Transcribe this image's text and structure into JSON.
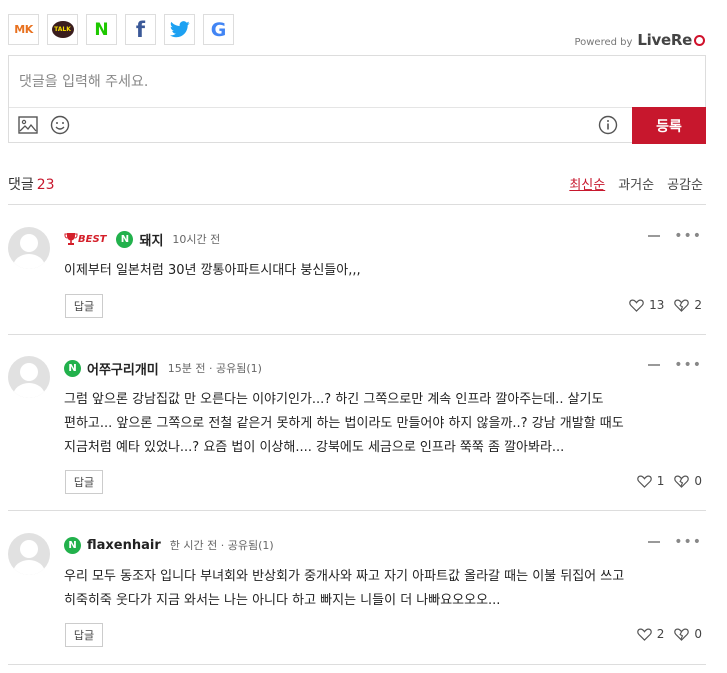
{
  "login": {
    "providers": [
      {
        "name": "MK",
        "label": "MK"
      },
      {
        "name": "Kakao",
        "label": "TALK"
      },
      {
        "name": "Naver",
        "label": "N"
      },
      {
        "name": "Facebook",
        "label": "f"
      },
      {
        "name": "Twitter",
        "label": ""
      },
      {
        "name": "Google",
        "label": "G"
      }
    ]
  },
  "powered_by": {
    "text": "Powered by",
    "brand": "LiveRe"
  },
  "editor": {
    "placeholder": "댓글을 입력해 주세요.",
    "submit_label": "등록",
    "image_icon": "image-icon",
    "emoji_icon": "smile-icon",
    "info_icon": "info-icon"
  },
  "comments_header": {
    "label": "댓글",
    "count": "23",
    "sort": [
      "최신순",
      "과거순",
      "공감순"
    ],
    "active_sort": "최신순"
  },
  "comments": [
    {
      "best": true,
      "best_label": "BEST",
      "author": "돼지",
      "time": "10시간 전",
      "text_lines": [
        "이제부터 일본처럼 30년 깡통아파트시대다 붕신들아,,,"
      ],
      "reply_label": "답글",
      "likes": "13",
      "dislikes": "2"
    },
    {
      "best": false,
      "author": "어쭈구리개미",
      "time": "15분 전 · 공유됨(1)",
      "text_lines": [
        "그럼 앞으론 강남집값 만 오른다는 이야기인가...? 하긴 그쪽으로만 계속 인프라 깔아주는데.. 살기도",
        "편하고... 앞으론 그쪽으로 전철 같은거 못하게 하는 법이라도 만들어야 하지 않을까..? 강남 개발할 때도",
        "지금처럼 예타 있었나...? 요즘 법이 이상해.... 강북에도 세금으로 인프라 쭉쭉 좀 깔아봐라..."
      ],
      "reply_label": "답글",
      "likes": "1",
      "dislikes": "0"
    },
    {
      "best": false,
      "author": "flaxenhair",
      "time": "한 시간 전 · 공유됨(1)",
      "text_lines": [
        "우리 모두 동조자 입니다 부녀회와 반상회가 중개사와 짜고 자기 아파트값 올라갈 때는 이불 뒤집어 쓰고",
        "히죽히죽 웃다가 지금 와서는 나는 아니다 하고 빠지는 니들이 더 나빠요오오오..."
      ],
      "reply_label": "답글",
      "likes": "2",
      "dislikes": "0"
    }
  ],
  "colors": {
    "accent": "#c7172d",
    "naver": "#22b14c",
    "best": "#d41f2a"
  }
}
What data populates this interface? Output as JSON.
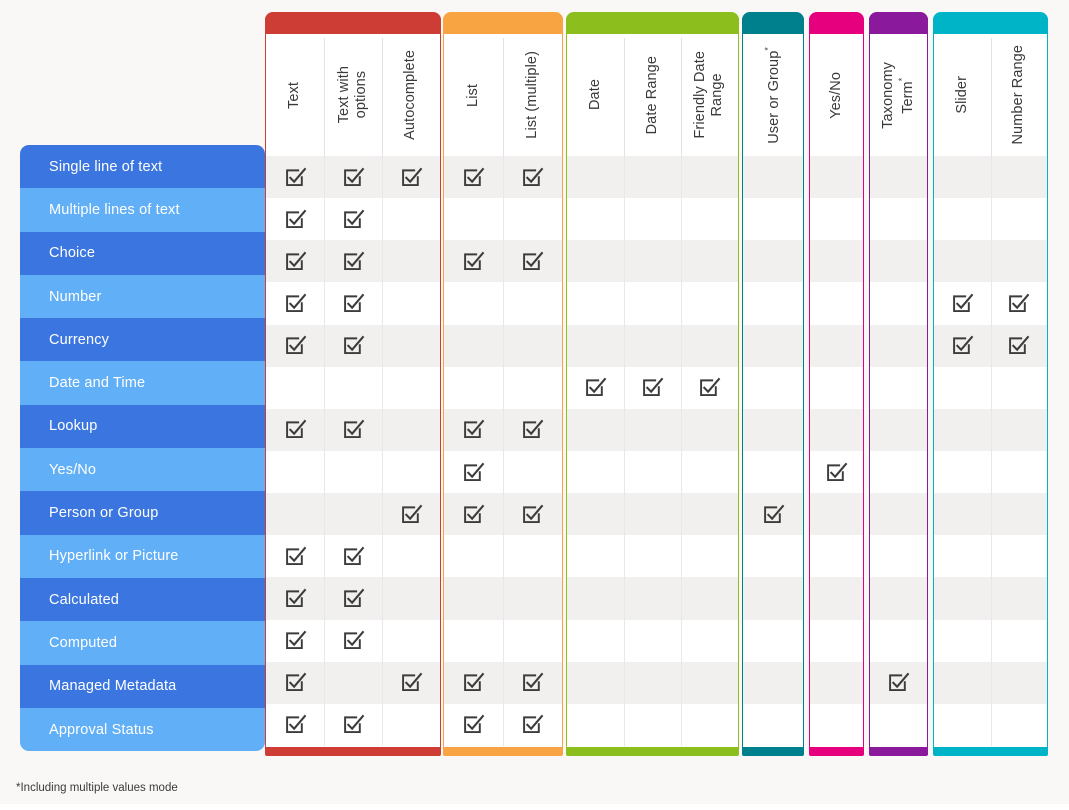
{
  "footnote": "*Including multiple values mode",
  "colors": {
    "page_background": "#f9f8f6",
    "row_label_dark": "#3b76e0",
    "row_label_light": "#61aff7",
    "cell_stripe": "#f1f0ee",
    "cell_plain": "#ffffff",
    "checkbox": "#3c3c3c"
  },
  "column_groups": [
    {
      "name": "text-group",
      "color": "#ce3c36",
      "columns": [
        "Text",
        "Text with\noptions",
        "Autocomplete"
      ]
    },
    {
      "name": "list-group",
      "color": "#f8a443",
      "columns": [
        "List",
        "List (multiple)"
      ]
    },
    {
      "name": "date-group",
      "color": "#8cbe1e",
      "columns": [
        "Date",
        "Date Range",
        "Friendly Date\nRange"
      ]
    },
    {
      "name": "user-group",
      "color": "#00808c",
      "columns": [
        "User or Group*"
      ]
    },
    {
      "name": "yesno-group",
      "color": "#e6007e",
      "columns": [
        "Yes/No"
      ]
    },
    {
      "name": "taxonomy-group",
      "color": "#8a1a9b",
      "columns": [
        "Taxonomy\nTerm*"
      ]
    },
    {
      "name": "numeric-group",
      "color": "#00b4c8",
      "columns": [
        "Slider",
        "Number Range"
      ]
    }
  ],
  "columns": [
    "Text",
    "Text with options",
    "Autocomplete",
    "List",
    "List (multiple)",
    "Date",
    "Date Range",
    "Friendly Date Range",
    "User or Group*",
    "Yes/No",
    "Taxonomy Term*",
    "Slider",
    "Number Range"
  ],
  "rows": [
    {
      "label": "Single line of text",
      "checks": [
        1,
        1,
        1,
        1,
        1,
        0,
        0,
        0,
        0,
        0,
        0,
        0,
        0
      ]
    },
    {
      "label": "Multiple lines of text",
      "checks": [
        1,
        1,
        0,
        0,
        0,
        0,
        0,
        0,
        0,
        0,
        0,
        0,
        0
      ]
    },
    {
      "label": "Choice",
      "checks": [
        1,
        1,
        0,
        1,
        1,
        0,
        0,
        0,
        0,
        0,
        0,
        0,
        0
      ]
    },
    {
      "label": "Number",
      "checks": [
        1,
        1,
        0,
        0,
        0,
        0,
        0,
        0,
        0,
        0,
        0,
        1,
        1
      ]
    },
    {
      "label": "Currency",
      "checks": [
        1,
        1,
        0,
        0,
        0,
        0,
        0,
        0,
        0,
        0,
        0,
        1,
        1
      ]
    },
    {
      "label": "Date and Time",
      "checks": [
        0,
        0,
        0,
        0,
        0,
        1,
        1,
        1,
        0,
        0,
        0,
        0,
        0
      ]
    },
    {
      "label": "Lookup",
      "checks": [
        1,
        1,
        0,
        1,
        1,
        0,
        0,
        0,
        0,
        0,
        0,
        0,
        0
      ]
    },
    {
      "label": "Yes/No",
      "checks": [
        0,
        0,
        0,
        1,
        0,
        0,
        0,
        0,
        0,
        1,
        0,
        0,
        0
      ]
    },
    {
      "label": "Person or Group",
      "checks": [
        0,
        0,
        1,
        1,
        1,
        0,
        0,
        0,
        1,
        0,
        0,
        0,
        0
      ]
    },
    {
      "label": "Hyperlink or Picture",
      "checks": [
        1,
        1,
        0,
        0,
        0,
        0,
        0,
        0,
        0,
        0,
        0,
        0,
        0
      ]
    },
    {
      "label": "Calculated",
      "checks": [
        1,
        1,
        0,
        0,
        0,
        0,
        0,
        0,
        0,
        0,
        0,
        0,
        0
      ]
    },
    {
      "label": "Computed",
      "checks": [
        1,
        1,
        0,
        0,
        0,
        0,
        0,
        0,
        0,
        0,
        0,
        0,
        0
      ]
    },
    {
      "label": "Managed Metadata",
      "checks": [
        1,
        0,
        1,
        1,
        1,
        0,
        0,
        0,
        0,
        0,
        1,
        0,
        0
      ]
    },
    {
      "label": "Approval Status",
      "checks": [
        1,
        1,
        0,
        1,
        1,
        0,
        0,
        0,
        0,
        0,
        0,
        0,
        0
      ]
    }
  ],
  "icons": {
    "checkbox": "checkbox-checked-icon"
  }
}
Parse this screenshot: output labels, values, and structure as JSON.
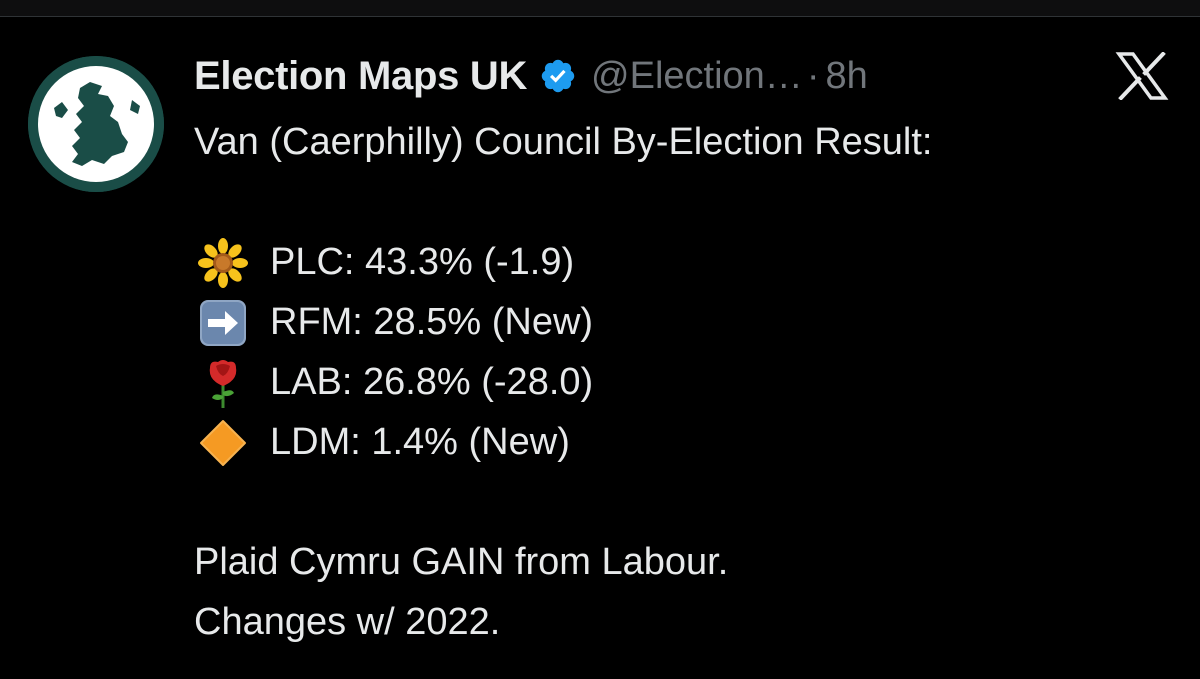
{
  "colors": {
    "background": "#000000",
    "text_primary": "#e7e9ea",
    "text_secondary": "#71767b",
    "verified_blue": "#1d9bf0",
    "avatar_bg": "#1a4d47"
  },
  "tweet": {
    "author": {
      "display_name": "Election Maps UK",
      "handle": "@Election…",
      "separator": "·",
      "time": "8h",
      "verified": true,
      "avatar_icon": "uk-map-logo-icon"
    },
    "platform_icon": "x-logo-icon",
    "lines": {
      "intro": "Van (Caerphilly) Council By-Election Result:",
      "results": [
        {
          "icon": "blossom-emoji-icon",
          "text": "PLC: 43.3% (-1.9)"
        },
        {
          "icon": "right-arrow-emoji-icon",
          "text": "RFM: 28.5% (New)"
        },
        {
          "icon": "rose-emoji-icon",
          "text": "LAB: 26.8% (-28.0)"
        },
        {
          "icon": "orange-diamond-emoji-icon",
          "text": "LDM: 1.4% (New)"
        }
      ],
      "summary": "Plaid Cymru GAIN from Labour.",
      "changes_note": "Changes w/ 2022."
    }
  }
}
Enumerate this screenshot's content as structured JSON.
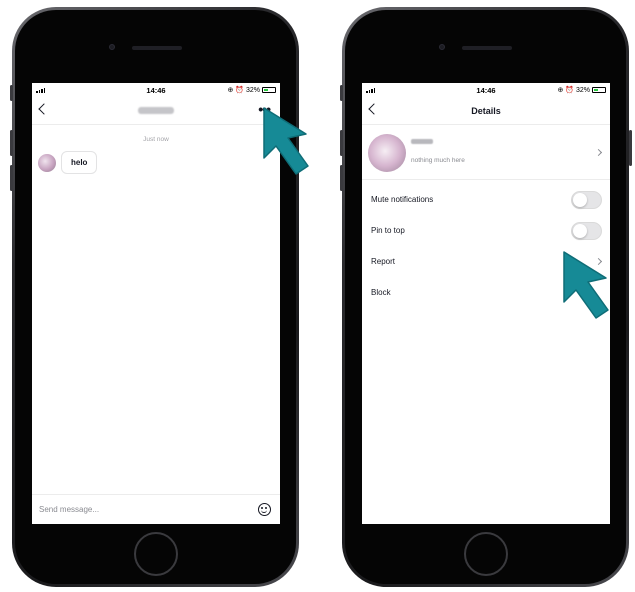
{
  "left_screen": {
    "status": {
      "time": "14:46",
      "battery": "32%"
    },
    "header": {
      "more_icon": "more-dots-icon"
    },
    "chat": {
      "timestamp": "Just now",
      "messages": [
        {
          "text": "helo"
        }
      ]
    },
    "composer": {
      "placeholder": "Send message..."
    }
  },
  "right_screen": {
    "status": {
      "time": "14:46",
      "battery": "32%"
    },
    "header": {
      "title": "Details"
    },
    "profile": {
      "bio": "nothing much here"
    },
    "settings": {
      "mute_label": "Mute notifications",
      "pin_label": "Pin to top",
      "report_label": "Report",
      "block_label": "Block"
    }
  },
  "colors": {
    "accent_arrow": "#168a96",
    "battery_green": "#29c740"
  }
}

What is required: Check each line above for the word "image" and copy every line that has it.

Task output:
Transcribe this image's text and structure into JSON.
    "image_icon": "image-icon",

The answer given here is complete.